    It had more to do with their marketing/promotions/community relations departments than it did with their news department.

    Nonetheless, it is a media ethics issue.

Sarah posted on August 27, 2013 at 12:49 pm

I have had the opportunity to take part in the HealthFair 11 screening that you are speaking of. Let me first ask you if you have taken the time to do this screening or asked for an explanation from the people that are performing it? I have some medical background and was very curious about the screening. Upon reading the consent form, it is very clear that the test performed is not diagnostic but a screening tool. In fact, I was told that the only diagnostic tool for osteoporosis is the DEXA scan. One thing that piqued my interest was the fact that I am no longer building bone, as I am 39 years old, and was curious as to what recommendations they could give me to help maintain good bone health. I walked away with more information about osteoporosis risks, such as nicotine and alcohol’s roles in calcium absorption. It was $4 well spent.

    Gary Schwitzer posted on August 27, 2013 at 1:26 pm


    Thanks for your note.

    It is the heel scan’s use as a screening tool that was criticized by the experts I cited – the commentary in the Annals of Internal Medicine and the abandonment of the free (not $4 charge) screening once offered by The Indiana State Department of Health. We didn’t write anything about the heel scan being a diagnostic tool. There are enough questions about it as a screening tool, much less looking at it as a diagnostic tool.
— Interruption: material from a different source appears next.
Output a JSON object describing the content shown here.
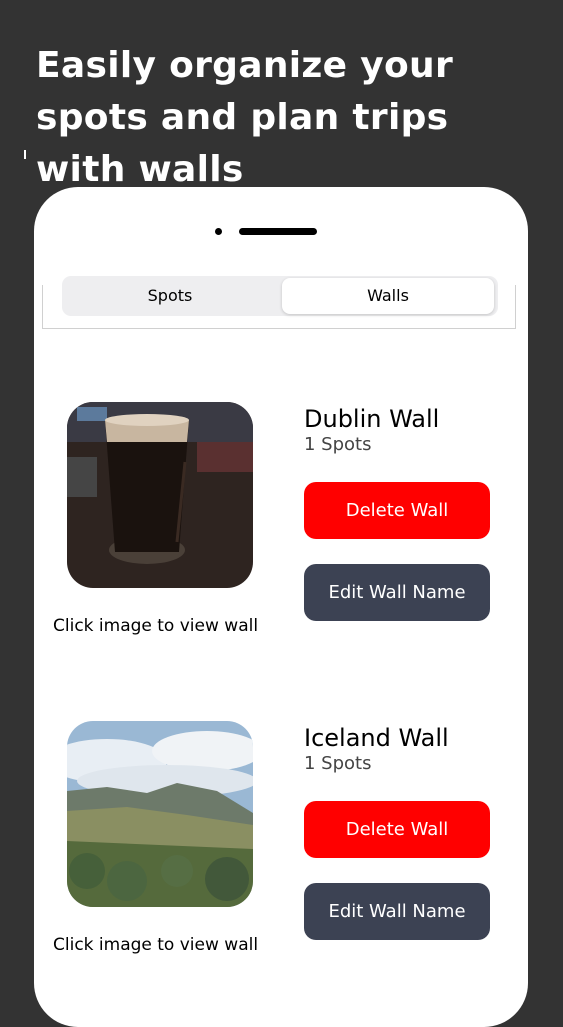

    I’m happy for you that you are happy with your experience. The evidence-based concerns about the practice stand nonetheless. The meaning of caveat emptor, as you undoubtedly know, is “let the buyer beware.” If you know about the limitations of the procedure and still want to do it, that’s totally up to you.